    (Georgia Institute of Technology, 2011-07) Choi, Seungkeun ; Kim, Sung-Jin ; Fuentes-Hernandez, Canek ; Kippelen, Bernard
    We report on ITO-free large-area organic light-emitting diodes (OLEDs) fabricated on glass substrates comprising α-NPD as a hole transport layer (HTL) and coevaporated CBP:Ir(ppy)3 as the emission layer. Indium-tin-oxide (ITO) was replaced with a conductive polymer electrode and an electroplated thick metal grid was used to improve the homogeneity of the potential distribution over the transparent polymer electrode. An electrical model of a metal grid integrated OLED shows the benefits of the use of metal grids in terms of improving the uniformity of the light emitted as the area of the OLED increases as well as the conductivity of the transparent electrode decreases. By integrating metal grids with polymer electrodes, the luminance increases more than 24% at 6 V and 45% at 7 V compared to the polymer electrode devices without a metal grid. This implies that a lower voltage can be applied to achieve the same luminance, hence lowering the power consumption.

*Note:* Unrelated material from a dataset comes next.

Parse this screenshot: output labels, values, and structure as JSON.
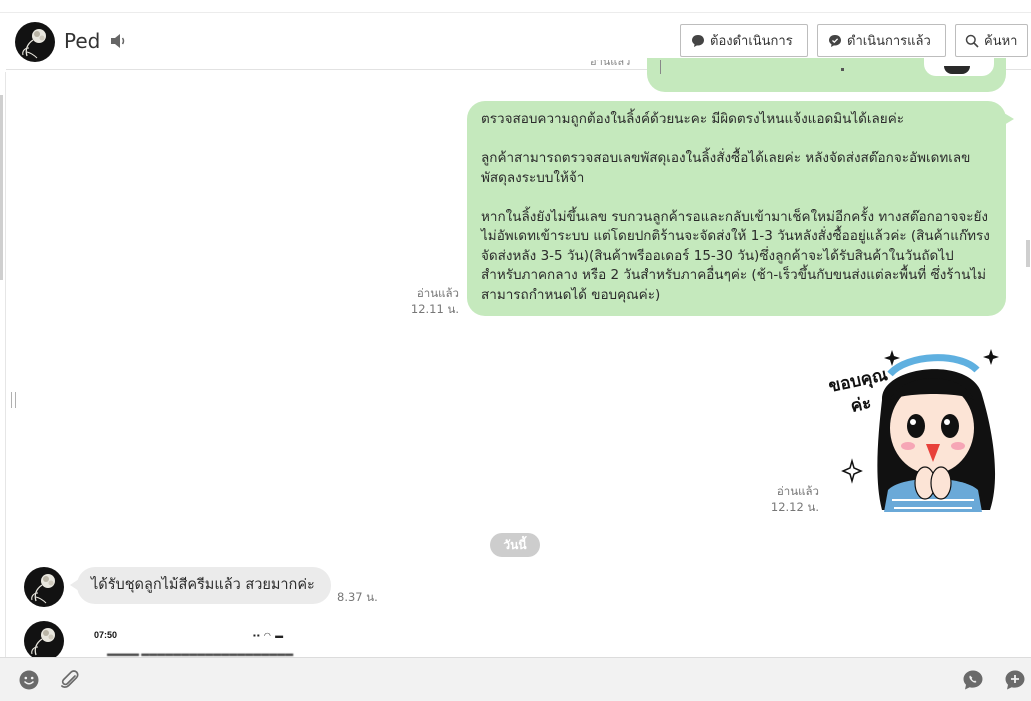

Furthermore, metal grid integrated OLEDs exhibited less variation in light emission compared to devices without a metal grid.